Kidult tag on an agnès b. store

A note from RJ: After writing this, I read Rub Kandy‘s interview in the most recent issue of IdN, where he speaks about street art that is created for and best experienced on the web.

What do Kidult, Blu, Maismenos and Katsu have in common? They are all examples, although not the only examples, of artists using the internet in a similar way to how graffiti writers and street artists have traditionally used the streets. These artists are each trying to spread a message at all costs. That’s standard street art/graffiti. But with these artists, a traditionally static artform is turned into a performance, what they do might be fake or impossible to see in person and, most importantly, they see the spread of their work online as at least as important as the physical pieces.

Check out these videos from Kidult (the first one is hilarious), Blu, Maismenos and Katsu…

This later came out as potentially faked:

Kidult x MR Brainwash from eric on Vimeo.

KIDULT ITW (uncensored) “ILLEGALIZE GRAFFITI” from eric on Vimeo.

± THE OILY LAND ± from PlusqueMinusque on Vimeo.

This is fake:

This happened:

With all of those videos, the resulting films are more important than the actual physical artworks. And yet, they were all done by street artists and graffiti writers and include (or pretend to include) art that is generally considered street art/graffiti. Who cares if anyone ever sees any of those artworks in person, or if they are even real? Even in the case of the real works that are depicted in those videos, most of those were seen by far fewer people, or at least art/graffiti fans, than these videos. In the case of Katsu’s tag on MOCA, that was buffed in less than 24 hours and it was a while before the existence of the tag and the story of it being buffed was even confirmed. The important thing for these artists is that the videos get seen. These videos and photos are more impressive than the actual work they capture. The intended audience for these street pieces is not the public on the street. These, and many other, pieces of street art and graffiti were created with an online audience in mind rather than a physical one.

So what does this mean for street art if the streets and a medium for viewing street art are being used in this way? Is street art just as legitimate when specifically designed, executed and documented for an online audience? What about graffiti? Does it even matter if a piece is real, so long as people see it? I would say that, at least when it comes to graffiti, it does not really matter if a piece is real or not. So long as it creates fame.

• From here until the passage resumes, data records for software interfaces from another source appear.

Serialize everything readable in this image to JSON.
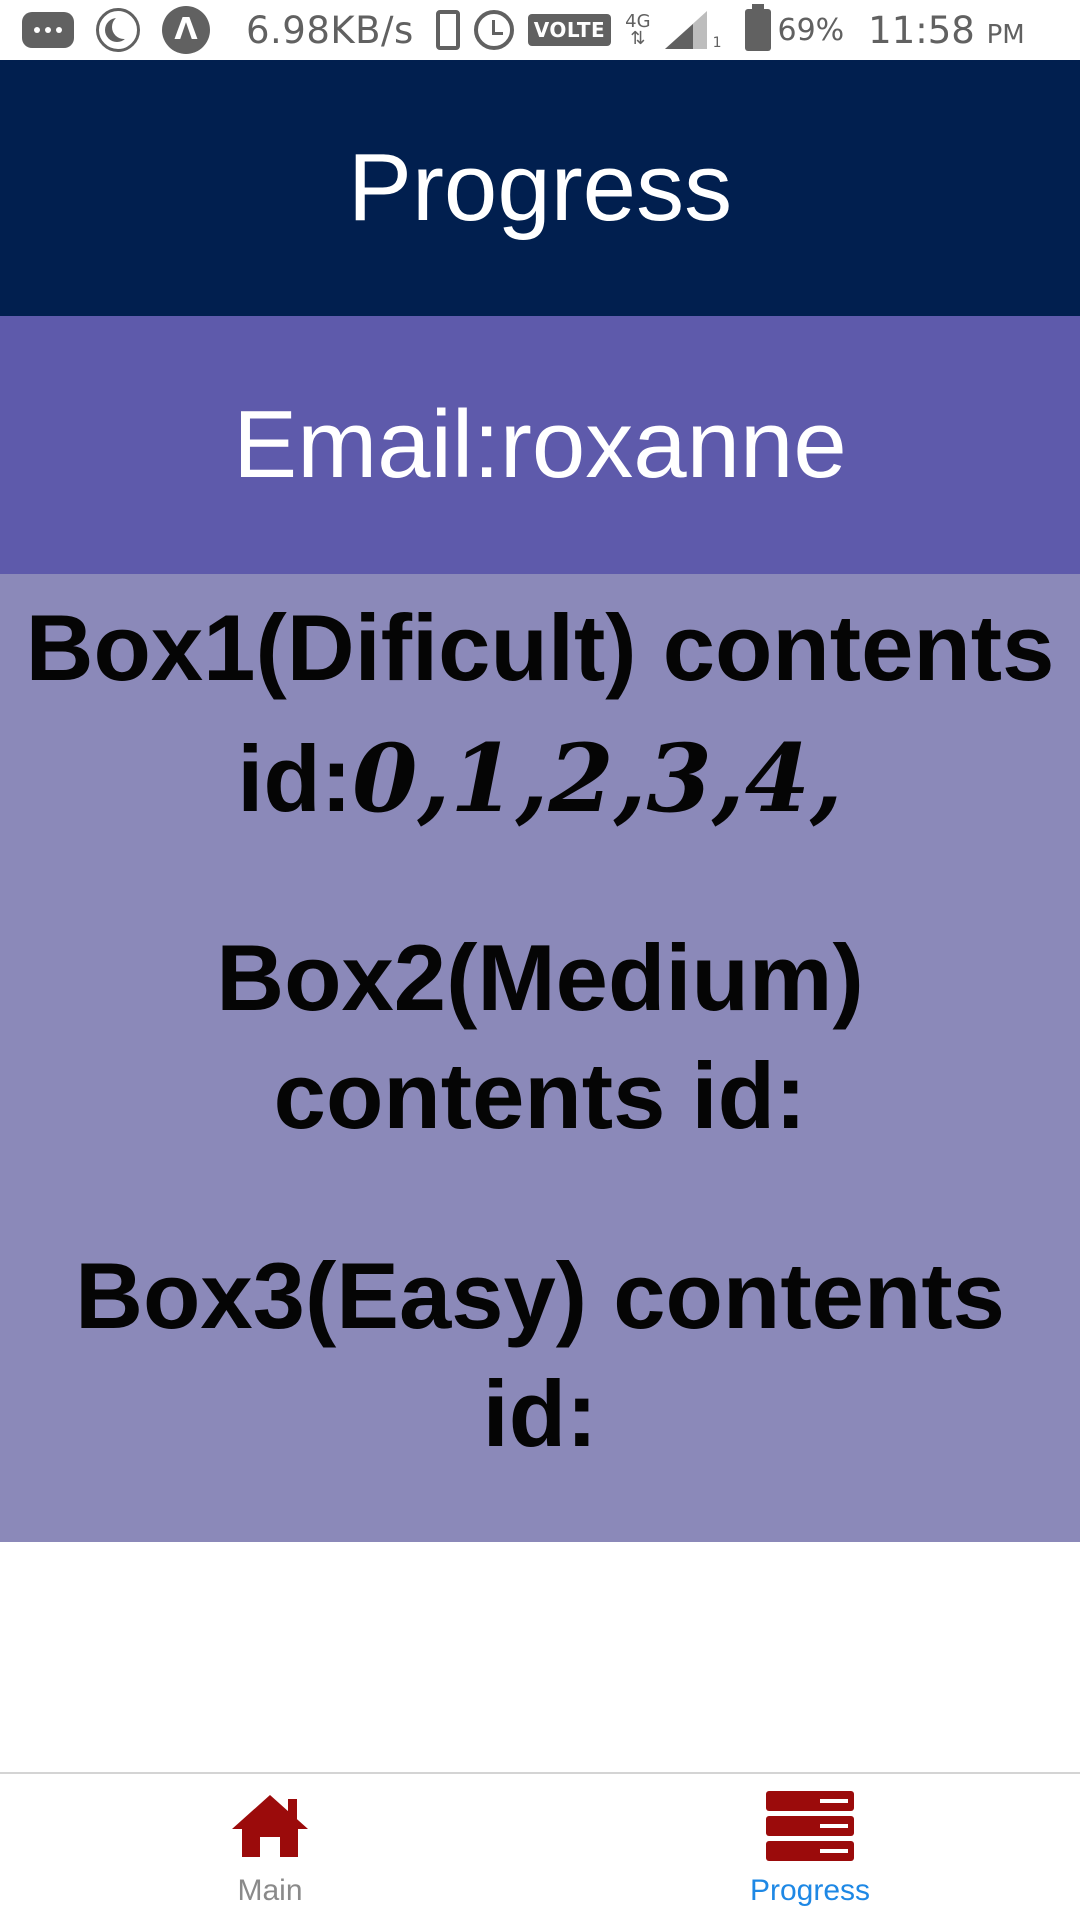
{
  "status_bar": {
    "net_speed": "6.98KB/s",
    "volte": "VOLTE",
    "network": "4G",
    "sim_slot": "1",
    "battery": "69%",
    "time": "11:58",
    "ampm": "PM",
    "icons": [
      "chat-icon",
      "moon-icon",
      "app-icon",
      "phone-icon",
      "alarm-icon",
      "signal-icon",
      "battery-icon"
    ]
  },
  "header": {
    "title": "Progress"
  },
  "user": {
    "email_line": "Email:roxanne"
  },
  "boxes": {
    "box1": {
      "line1": "Box1(Dificult) contents",
      "line2_prefix": "id:",
      "ids": "0,1,2,3,4,"
    },
    "box2": {
      "line1": "Box2(Medium)",
      "line2": "contents id:"
    },
    "box3": {
      "line1": "Box3(Easy) contents",
      "line2": "id:"
    }
  },
  "nav": {
    "items": [
      {
        "label": "Main",
        "icon": "home-icon",
        "active": false
      },
      {
        "label": "Progress",
        "icon": "list-icon",
        "active": true
      }
    ]
  },
  "colors": {
    "header_bg": "#011f4f",
    "email_bg": "#5e5aab",
    "boxes_bg": "#8b89b9",
    "nav_icon": "#9b0b0b",
    "nav_active_label": "#1e88e5"
  }
}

Of course, fake videos won’t work at creating fame forever, but they are a temporary technique that can accomplish one of the goals of graffiti. It seems the case is more murky with street art. Certainly the street art in these is still art and probably still street art, just maybe not “street art” as the term is generally understood today. I consider the work in The Underbelly Project to be street art and graffiti, but others do not because it had to be viewed through photographs. Street art that is specifically designed to be viewed through the filter of documentation is still street art, but it’s an evolution too. As I’ve said before, I think hacking is 21st century graffiti, so maybe the internet is the new “street.” It’s quickly becoming a better avenue for artists to show their work to the public than real life.

What do you think?

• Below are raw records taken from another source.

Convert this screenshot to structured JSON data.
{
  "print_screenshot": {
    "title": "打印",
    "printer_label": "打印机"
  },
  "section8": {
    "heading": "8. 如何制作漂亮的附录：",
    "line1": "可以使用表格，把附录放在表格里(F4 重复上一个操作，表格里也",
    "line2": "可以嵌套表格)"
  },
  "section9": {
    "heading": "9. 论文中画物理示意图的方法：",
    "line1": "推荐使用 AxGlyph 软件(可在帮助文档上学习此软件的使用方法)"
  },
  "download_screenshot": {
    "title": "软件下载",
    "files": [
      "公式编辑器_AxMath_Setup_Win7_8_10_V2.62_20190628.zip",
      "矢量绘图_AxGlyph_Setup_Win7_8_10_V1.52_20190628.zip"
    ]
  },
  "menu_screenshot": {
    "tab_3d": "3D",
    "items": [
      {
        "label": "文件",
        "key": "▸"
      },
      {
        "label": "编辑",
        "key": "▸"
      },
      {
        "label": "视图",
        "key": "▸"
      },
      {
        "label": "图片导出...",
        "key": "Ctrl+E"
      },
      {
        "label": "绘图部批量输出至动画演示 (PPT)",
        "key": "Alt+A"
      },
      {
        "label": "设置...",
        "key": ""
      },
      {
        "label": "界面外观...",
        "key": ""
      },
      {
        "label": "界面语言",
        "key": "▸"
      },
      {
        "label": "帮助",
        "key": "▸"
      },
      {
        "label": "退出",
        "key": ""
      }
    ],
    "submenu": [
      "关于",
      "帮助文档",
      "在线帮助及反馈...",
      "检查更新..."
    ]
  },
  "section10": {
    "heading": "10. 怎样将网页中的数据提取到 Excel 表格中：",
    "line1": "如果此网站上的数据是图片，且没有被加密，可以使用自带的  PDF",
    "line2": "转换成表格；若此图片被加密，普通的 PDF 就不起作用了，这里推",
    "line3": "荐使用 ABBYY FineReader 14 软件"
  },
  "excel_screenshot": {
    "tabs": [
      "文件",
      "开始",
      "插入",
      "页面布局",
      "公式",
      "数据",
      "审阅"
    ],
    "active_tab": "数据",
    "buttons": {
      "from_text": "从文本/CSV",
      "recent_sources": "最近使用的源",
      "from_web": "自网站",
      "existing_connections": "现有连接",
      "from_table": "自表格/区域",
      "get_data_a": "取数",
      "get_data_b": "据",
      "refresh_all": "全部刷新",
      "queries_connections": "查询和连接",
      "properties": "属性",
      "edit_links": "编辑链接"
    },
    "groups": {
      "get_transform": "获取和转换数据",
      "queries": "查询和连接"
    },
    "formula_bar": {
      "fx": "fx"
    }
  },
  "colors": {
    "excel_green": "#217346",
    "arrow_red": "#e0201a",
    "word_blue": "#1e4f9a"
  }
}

Photo by totordenamur

  • Anon

    While I agree that a lot of your points are valid points and are worth thinking about, I think you’ve left out a crucial piece of the story: video (and photos) are a natural evolution of the bragging rights and one-upsmanship that come with the graffiti mentality.

    Sure, you could just tell your closest friends that you spent 4 months in South America pioneering a new technique of painting moving large-scale animation sequences, or that you flew to LA for the weekend to spend 25 seconds painting on the outside of a museum to prove a point, but without video to back up your claim, you sound just like every other crazy person with an unbelievable story.

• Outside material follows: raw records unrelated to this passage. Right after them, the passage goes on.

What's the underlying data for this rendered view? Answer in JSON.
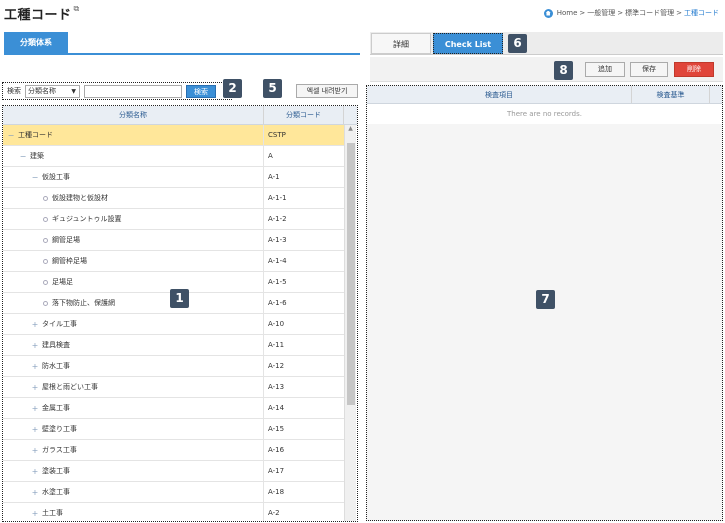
{
  "page": {
    "title": "工種コード",
    "breadcrumb": [
      "Home",
      ">",
      "一般管理",
      ">",
      "標準コード管理",
      ">",
      "工種コード"
    ]
  },
  "left_panel": {
    "tab_label": "分類体系",
    "search": {
      "label": "検索",
      "select_value": "分類名称",
      "input_value": "",
      "button_label": "検索"
    },
    "excel_button": "엑셀 내려받기",
    "grid": {
      "columns": [
        "分類名称",
        "分類コード"
      ],
      "rows": [
        {
          "toggle": "−",
          "level": 0,
          "name": "工種コード",
          "code": "CSTP",
          "selected": true
        },
        {
          "toggle": "−",
          "level": 1,
          "name": "建築",
          "code": "A",
          "selected": false
        },
        {
          "toggle": "−",
          "level": 2,
          "name": "仮設工事",
          "code": "A-1",
          "selected": false
        },
        {
          "toggle": "leaf",
          "level": 3,
          "name": "仮設建物と仮設材",
          "code": "A-1-1",
          "selected": false
        },
        {
          "toggle": "leaf",
          "level": 3,
          "name": "ギュジュントゥル設置",
          "code": "A-1-2",
          "selected": false
        },
        {
          "toggle": "leaf",
          "level": 3,
          "name": "鋼管足場",
          "code": "A-1-3",
          "selected": false
        },
        {
          "toggle": "leaf",
          "level": 3,
          "name": "鋼管枠足場",
          "code": "A-1-4",
          "selected": false
        },
        {
          "toggle": "leaf",
          "level": 3,
          "name": "足場足",
          "code": "A-1-5",
          "selected": false
        },
        {
          "toggle": "leaf",
          "level": 3,
          "name": "落下物防止、保護網",
          "code": "A-1-6",
          "selected": false
        },
        {
          "toggle": "+",
          "level": 2,
          "name": "タイル工事",
          "code": "A-10",
          "selected": false
        },
        {
          "toggle": "+",
          "level": 2,
          "name": "建具検査",
          "code": "A-11",
          "selected": false
        },
        {
          "toggle": "+",
          "level": 2,
          "name": "防水工事",
          "code": "A-12",
          "selected": false
        },
        {
          "toggle": "+",
          "level": 2,
          "name": "屋根と雨どい工事",
          "code": "A-13",
          "selected": false
        },
        {
          "toggle": "+",
          "level": 2,
          "name": "金属工事",
          "code": "A-14",
          "selected": false
        },
        {
          "toggle": "+",
          "level": 2,
          "name": "壁塗り工事",
          "code": "A-15",
          "selected": false
        },
        {
          "toggle": "+",
          "level": 2,
          "name": "ガラス工事",
          "code": "A-16",
          "selected": false
        },
        {
          "toggle": "+",
          "level": 2,
          "name": "塗装工事",
          "code": "A-17",
          "selected": false
        },
        {
          "toggle": "+",
          "level": 2,
          "name": "水塗工事",
          "code": "A-18",
          "selected": false
        },
        {
          "toggle": "+",
          "level": 2,
          "name": "土工事",
          "code": "A-2",
          "selected": false
        }
      ]
    }
  },
  "right_panel": {
    "tabs": [
      {
        "label": "詳細",
        "active": false
      },
      {
        "label": "Check List",
        "active": true
      }
    ],
    "buttons": {
      "add": "追加",
      "save": "保存",
      "delete": "削除"
    },
    "grid": {
      "columns": [
        "検査項目",
        "検査基準"
      ],
      "empty_text": "There are no records."
    }
  },
  "badges": [
    "1",
    "2",
    "5",
    "6",
    "7",
    "8"
  ],
  "colors": {
    "accent": "#3b8fd6",
    "selected_row": "#ffe79a",
    "delete": "#e0453a",
    "badge": "#3f5166"
  }
}
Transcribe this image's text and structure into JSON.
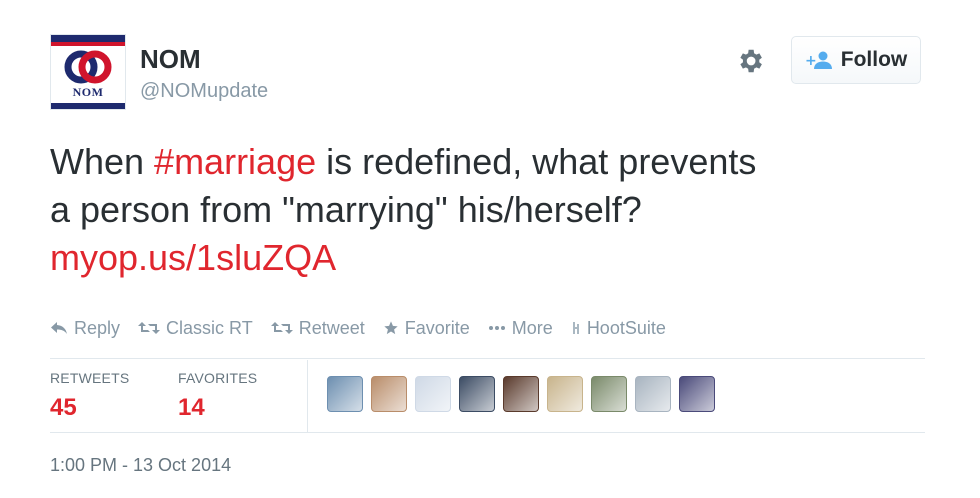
{
  "tweet": {
    "author": {
      "avatar_text": "NOM",
      "name": "NOM",
      "handle": "@NOMupdate",
      "avatar_icon": "nom-logo-icon"
    },
    "follow_label": "Follow",
    "text": {
      "line1_before": "When ",
      "hashtag": "#marriage",
      "line1_after": " is redefined, what prevents",
      "line2": "a person from \"marrying\" his/herself?",
      "link": "myop.us/1sluZQA"
    },
    "actions": [
      {
        "label": "Reply",
        "icon": "reply-icon"
      },
      {
        "label": "Classic RT",
        "icon": "retweet-icon"
      },
      {
        "label": "Retweet",
        "icon": "retweet-icon"
      },
      {
        "label": "Favorite",
        "icon": "star-icon"
      },
      {
        "label": "More",
        "icon": "more-dots-icon"
      },
      {
        "label": "HootSuite",
        "icon": "hootsuite-icon"
      }
    ],
    "stats": {
      "retweets_label": "RETWEETS",
      "retweets": "45",
      "favorites_label": "FAVORITES",
      "favorites": "14"
    },
    "timestamp": "1:00 PM - 13 Oct 2014"
  },
  "colors": {
    "accent_red": "#e0262e",
    "text": "#292f33",
    "muted": "#8899a6",
    "nom_navy": "#1e2a6e",
    "nom_red": "#d0142c"
  },
  "favoriter_avatars": [
    "#6d8fb0",
    "#b98d6a",
    "#cfd9e6",
    "#3c4c64",
    "#5a3a2c",
    "#c8b48c",
    "#7a8a6a",
    "#a8b4c0",
    "#4a4a7a"
  ]
}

    Graf mags were popular in the 90’s because the photos were impressive. The fact that we now have the technology to create video (and even fake video) only extends the reach of the message.

    To quote our new friend The Internet: “pics or it didn’t happen.”

  • Pics or it didn’t happen. Exactly. Now that pics are so easy, documentation may be more important than the actual work. And especially with the streets changing constantly and people moving from trend to trend, work without it being documented is quickly forgotten, even if it is seen. Better to paint in an abandoned warehouse and get a good photo/video than the middle of Manhattan in a spot that is seen but for some reason never photographed well.

  • Krak

    I think i will agree you. I’m sorry but i don’t really speak english so i’m not sur about what i reed…
    But i do some fake graffiti for the same reason i do graffiti, because i feel good when i do them.


    Thanks you for your blog.

  • So it’s been pointed out elsewhere that these artists are using street art as a gimmick when they are really making internet art. That’s one thing I hoped I was getting at in this post, and if I didn’t quite make that clear, well I’m making it clear now.

  • Krak

    Of cours “street art” can’t be “internet art”. And i think what we call street art should be call “free art”…